--- SOURCE DATA Enclosed Below ---

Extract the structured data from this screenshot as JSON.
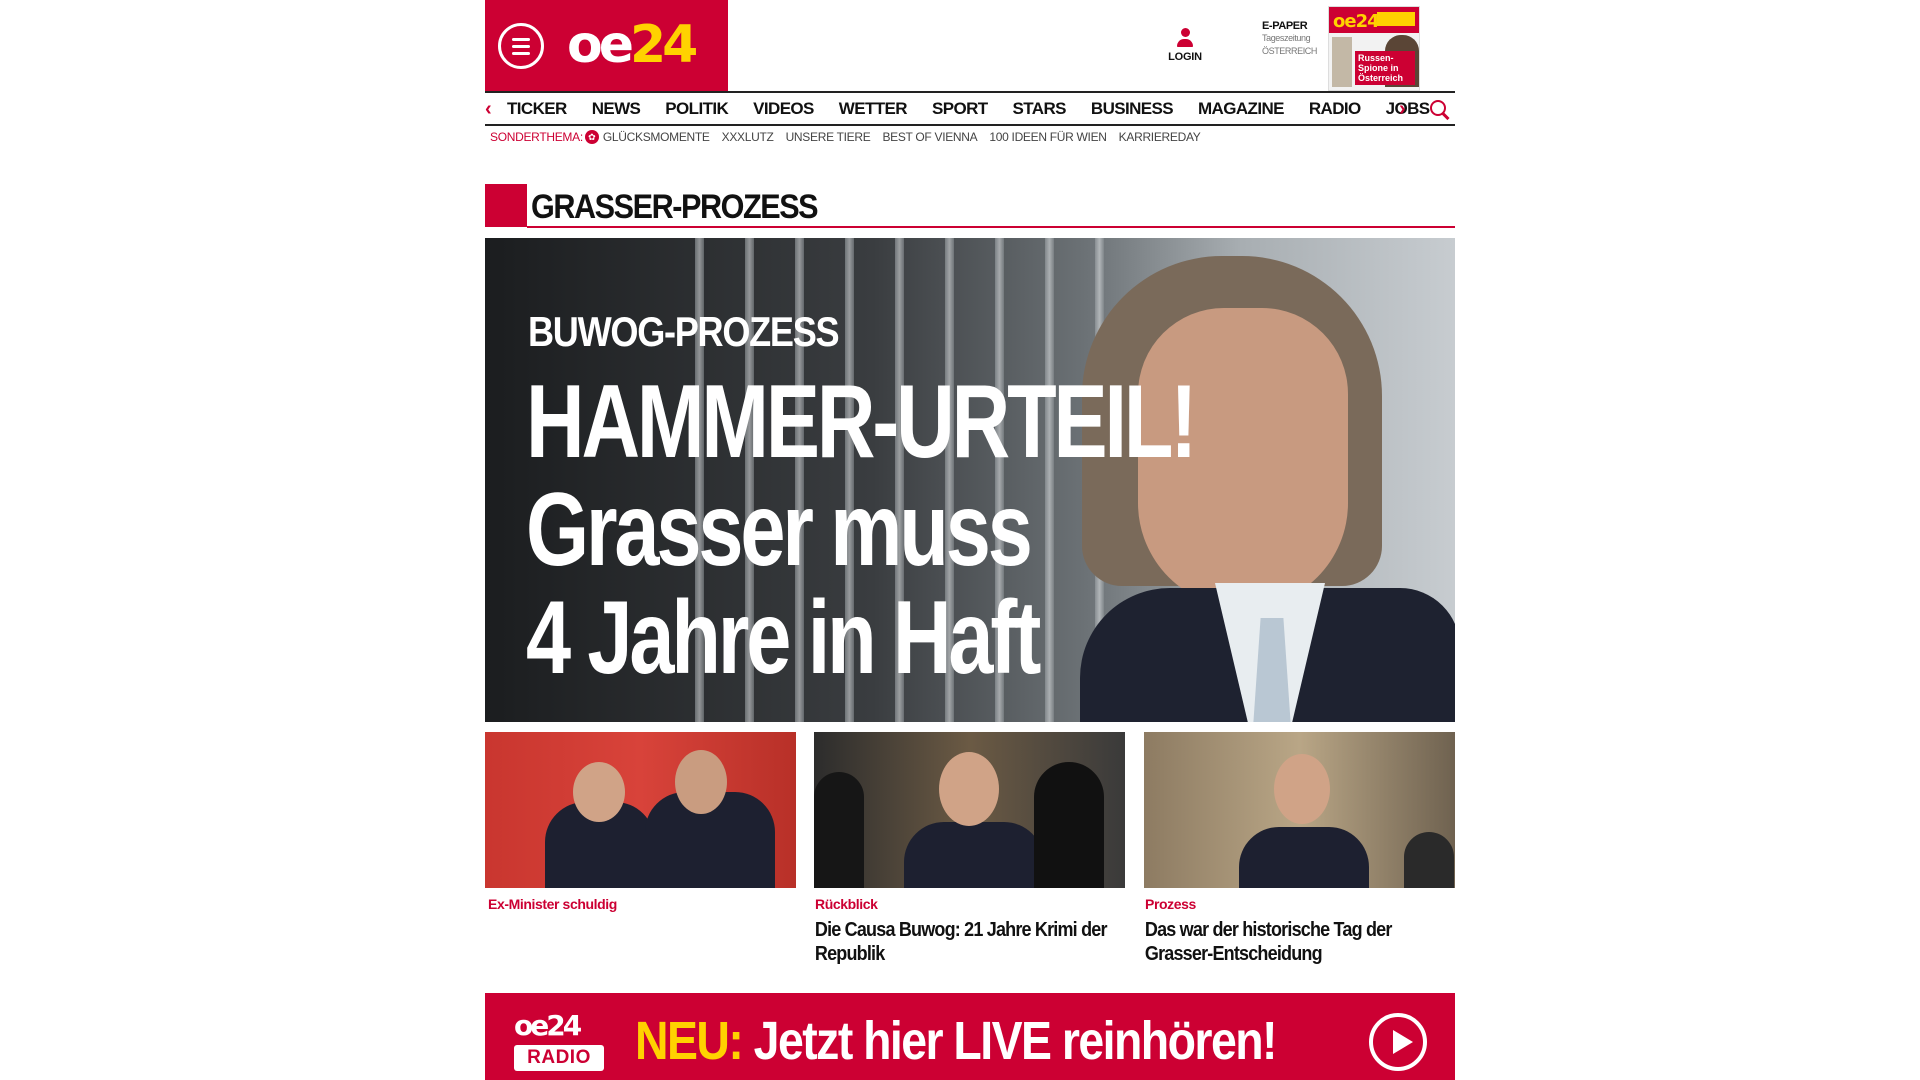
{
  "header": {
    "logo": {
      "oe": "oe",
      "num": "24"
    },
    "login_label": "LOGIN",
    "epaper": {
      "title": "E-PAPER",
      "subtitle": "Tageszeitung",
      "edition": "ÖSTERREICH",
      "cover_logo": "oe24",
      "cover_headline": "Russen-Spione in Österreich"
    }
  },
  "nav": {
    "items": [
      "TICKER",
      "NEWS",
      "POLITIK",
      "VIDEOS",
      "WETTER",
      "SPORT",
      "STARS",
      "BUSINESS",
      "MAGAZINE",
      "RADIO",
      "JOBS"
    ],
    "prev_icon": "‹",
    "next_icon": "›"
  },
  "subnav": {
    "label": "SONDERTHEMA:",
    "items": [
      "GLÜCKSMOMENTE",
      "XXXLUTZ",
      "UNSERE TIERE",
      "BEST OF VIENNA",
      "100 IDEEN FÜR WIEN",
      "KARRIEREDAY"
    ]
  },
  "section": {
    "title": "GRASSER-PROZESS"
  },
  "hero": {
    "kicker": "BUWOG-PROZESS",
    "title_lines": [
      "HAMMER-URTEIL!",
      "Grasser muss",
      "4 Jahre in Haft"
    ]
  },
  "teasers": [
    {
      "kicker": "Ex-Minister schuldig",
      "title": ""
    },
    {
      "kicker": "Rückblick",
      "title": "Die Causa Buwog: 21 Jahre Krimi der Republik"
    },
    {
      "kicker": "Prozess",
      "title": "Das war der historische Tag der Grasser-Entscheidung"
    }
  ],
  "radio_banner": {
    "logo_top": "oe24",
    "logo_box": "RADIO",
    "neu": "NEU:",
    "text": "Jetzt hier LIVE reinhören!"
  },
  "colors": {
    "brand_red": "#cc0033",
    "brand_yellow": "#ffd200"
  }
}
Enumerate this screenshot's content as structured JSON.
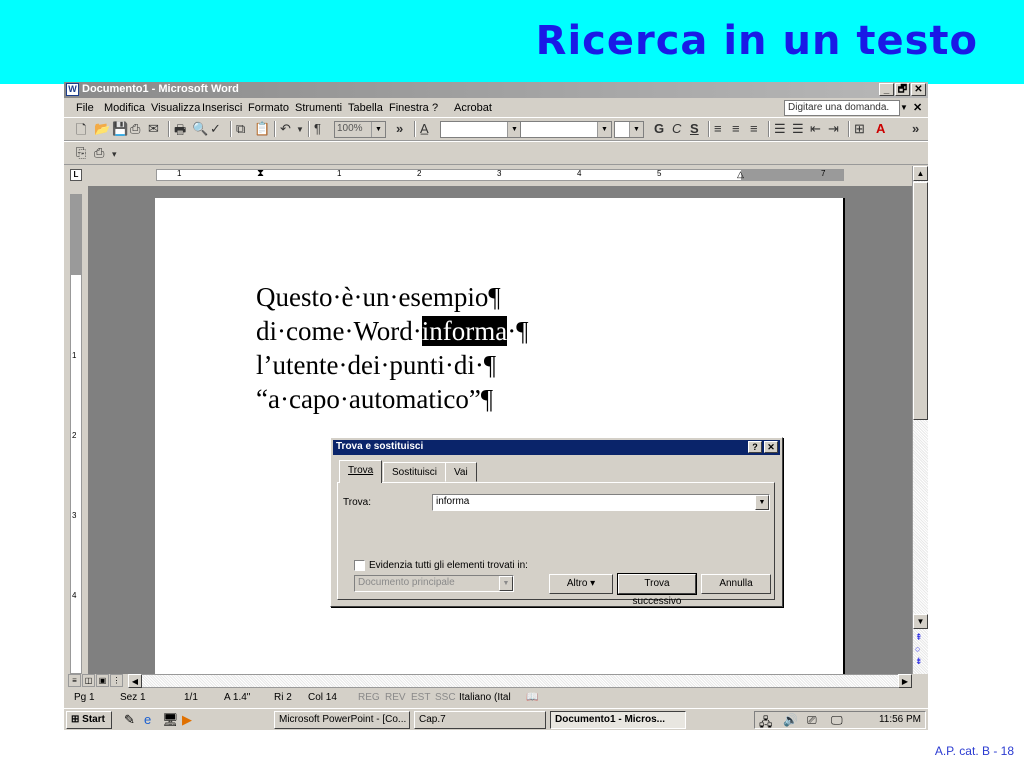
{
  "slide": {
    "title": "Ricerca in un testo",
    "footer": "A.P. cat. B - 18"
  },
  "window": {
    "title": "Documento1 - Microsoft Word",
    "minimize": "_",
    "restore": "🗗",
    "close": "✕"
  },
  "menu": {
    "items": [
      "File",
      "Modifica",
      "Visualizza",
      "Inserisci",
      "Formato",
      "Strumenti",
      "Tabella",
      "Finestra",
      "?",
      "Acrobat"
    ],
    "ask_placeholder": "Digitare una domanda.",
    "close": "✕"
  },
  "toolbar": {
    "zoom": "100%",
    "bold": "G",
    "italic": "C",
    "underline": "S"
  },
  "ruler": {
    "h_numbers": [
      "1",
      "1",
      "2",
      "3",
      "4",
      "5",
      "7"
    ],
    "v_numbers": [
      "1",
      "2",
      "3",
      "4"
    ]
  },
  "document": {
    "line1": "Questo·è·un·esempio¶",
    "line2_before": "di·come·Word·",
    "line2_highlight": "informa",
    "line2_after": "·¶",
    "line3": "l’utente·dei·punti·di·¶",
    "line4": "“a·capo·automatico”¶"
  },
  "dialog": {
    "title": "Trova e sostituisci",
    "help": "?",
    "close": "✕",
    "tabs": [
      "Trova",
      "Sostituisci",
      "Vai"
    ],
    "find_label": "Trova:",
    "find_value": "informa",
    "highlight_label": "Evidenzia tutti gli elementi trovati in:",
    "scope_value": "Documento principale",
    "more_button": "Altro ▾",
    "find_next_button": "Trova successivo",
    "cancel_button": "Annulla"
  },
  "statusbar": {
    "page": "Pg 1",
    "section": "Sez 1",
    "pages": "1/1",
    "at": "A 1.4\"",
    "line": "Ri 2",
    "col": "Col 14",
    "rec": "REG",
    "rev": "REV",
    "ext": "EST",
    "ovr": "SSC",
    "language": "Italiano (Ital"
  },
  "taskbar": {
    "start": "Start",
    "tasks": [
      "Microsoft PowerPoint - [Co...",
      "Cap.7",
      "Documento1 - Micros..."
    ],
    "clock": "11:56 PM"
  }
}
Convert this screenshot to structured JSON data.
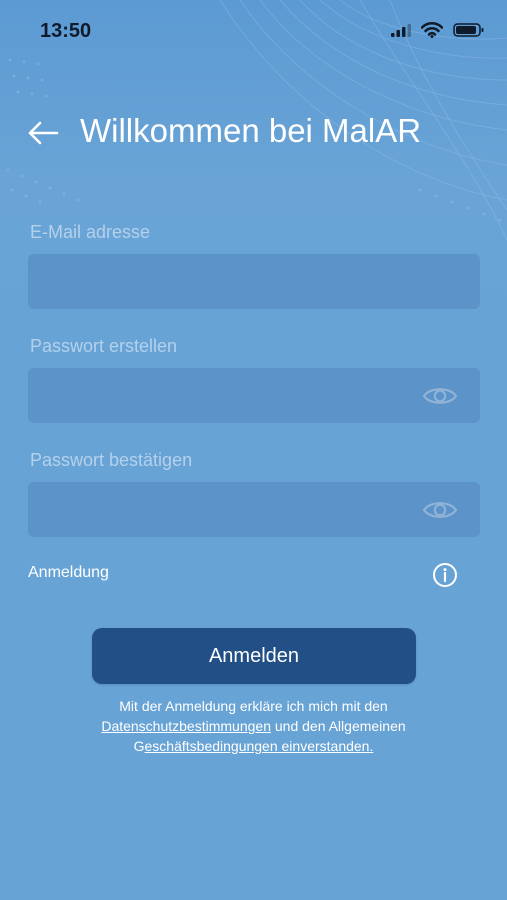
{
  "status_bar": {
    "time": "13:50"
  },
  "header": {
    "back_icon": "arrow-left-icon",
    "title": "Willkommen bei MalAR"
  },
  "form": {
    "email": {
      "label": "E-Mail adresse",
      "value": ""
    },
    "password": {
      "label": "Passwort erstellen",
      "value": "",
      "toggle_icon": "eye-icon"
    },
    "password_confirm": {
      "label": "Passwort bestätigen",
      "value": "",
      "toggle_icon": "eye-icon"
    },
    "anmeldung_label": "Anmeldung",
    "info_icon": "info-icon"
  },
  "submit": {
    "label": "Anmelden"
  },
  "legal": {
    "line1": "Mit der Anmeldung erkläre ich mich mit den",
    "privacy_link": "Datenschutzbestimmungen",
    "middle": " und den Allgemeinen",
    "prefix": "G",
    "terms_link": "eschäftsbedingungen einverstanden."
  },
  "colors": {
    "background": "#68a3d5",
    "field": "#5c93c8",
    "button": "#214f86",
    "label": "#b4d1ec",
    "text": "#ffffff"
  }
}
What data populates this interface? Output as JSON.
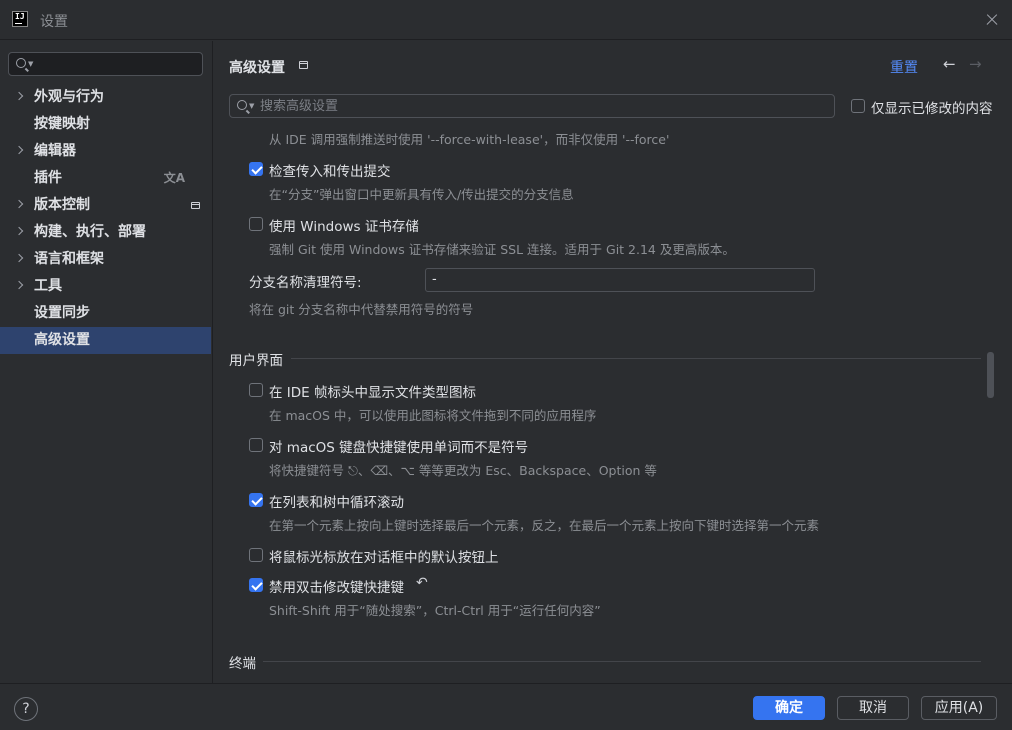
{
  "window": {
    "title": "设置",
    "logo": "IJ"
  },
  "sidebar": {
    "search_placeholder": "",
    "items": [
      {
        "label": "外观与行为",
        "expandable": true
      },
      {
        "label": "按键映射",
        "expandable": false
      },
      {
        "label": "编辑器",
        "expandable": true
      },
      {
        "label": "插件",
        "expandable": false,
        "icon": "translate-icon"
      },
      {
        "label": "版本控制",
        "expandable": true,
        "icon": "modified-badge-icon"
      },
      {
        "label": "构建、执行、部署",
        "expandable": true
      },
      {
        "label": "语言和框架",
        "expandable": true
      },
      {
        "label": "工具",
        "expandable": true
      },
      {
        "label": "设置同步",
        "expandable": false
      },
      {
        "label": "高级设置",
        "expandable": false,
        "selected": true
      }
    ]
  },
  "header": {
    "title": "高级设置",
    "reset_label": "重置",
    "back_icon": "←",
    "forward_icon": "→",
    "search_placeholder": "搜索高级设置",
    "show_modified_label": "仅显示已修改的内容"
  },
  "settings": {
    "force_lease_desc": "从 IDE 调用强制推送时使用 '--force-with-lease'，而非仅使用 '--force'",
    "incoming_outgoing": {
      "label": "检查传入和传出提交",
      "checked": true,
      "desc": "在“分支”弹出窗口中更新具有传入/传出提交的分支信息"
    },
    "windows_cert": {
      "label": "使用 Windows 证书存储",
      "checked": false,
      "desc": "强制 Git 使用 Windows 证书存储来验证 SSL 连接。适用于 Git 2.14 及更高版本。"
    },
    "branch_cleanup": {
      "label": "分支名称清理符号:",
      "value": "-",
      "desc": "将在 git 分支名称中代替禁用符号的符号"
    },
    "ui_section": "用户界面",
    "file_type_icon": {
      "label": "在 IDE 帧标头中显示文件类型图标",
      "checked": false,
      "desc": "在 macOS 中，可以使用此图标将文件拖到不同的应用程序"
    },
    "macos_shortcuts": {
      "label": "对 macOS 键盘快捷键使用单词而不是符号",
      "checked": false,
      "desc": "将快捷键符号 ⎋、⌫、⌥ 等等更改为 Esc、Backspace、Option 等"
    },
    "cyclic_scroll": {
      "label": "在列表和树中循环滚动",
      "checked": true,
      "desc": "在第一个元素上按向上键时选择最后一个元素，反之，在最后一个元素上按向下键时选择第一个元素"
    },
    "default_button": {
      "label": "将鼠标光标放在对话框中的默认按钮上",
      "checked": false
    },
    "double_modifier": {
      "label": "禁用双击修改键快捷键",
      "checked": true,
      "desc": "Shift-Shift 用于“随处搜索”，Ctrl-Ctrl 用于“运行任何内容”"
    },
    "terminal_section": "终端"
  },
  "footer": {
    "help_label": "?",
    "ok_label": "确定",
    "cancel_label": "取消",
    "apply_label": "应用(A)"
  },
  "colors": {
    "accent": "#3574f0",
    "link": "#548af7",
    "selection": "#2e436e",
    "background": "#2b2d30"
  }
}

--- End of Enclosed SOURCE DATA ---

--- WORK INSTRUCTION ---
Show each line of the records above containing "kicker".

--- ANSWER BOX ---
    "kicker": "BUWOG-PROZESS",
      "kicker": "Ex-Minister schuldig",
      "kicker": "Rückblick",
      "kicker": "Prozess",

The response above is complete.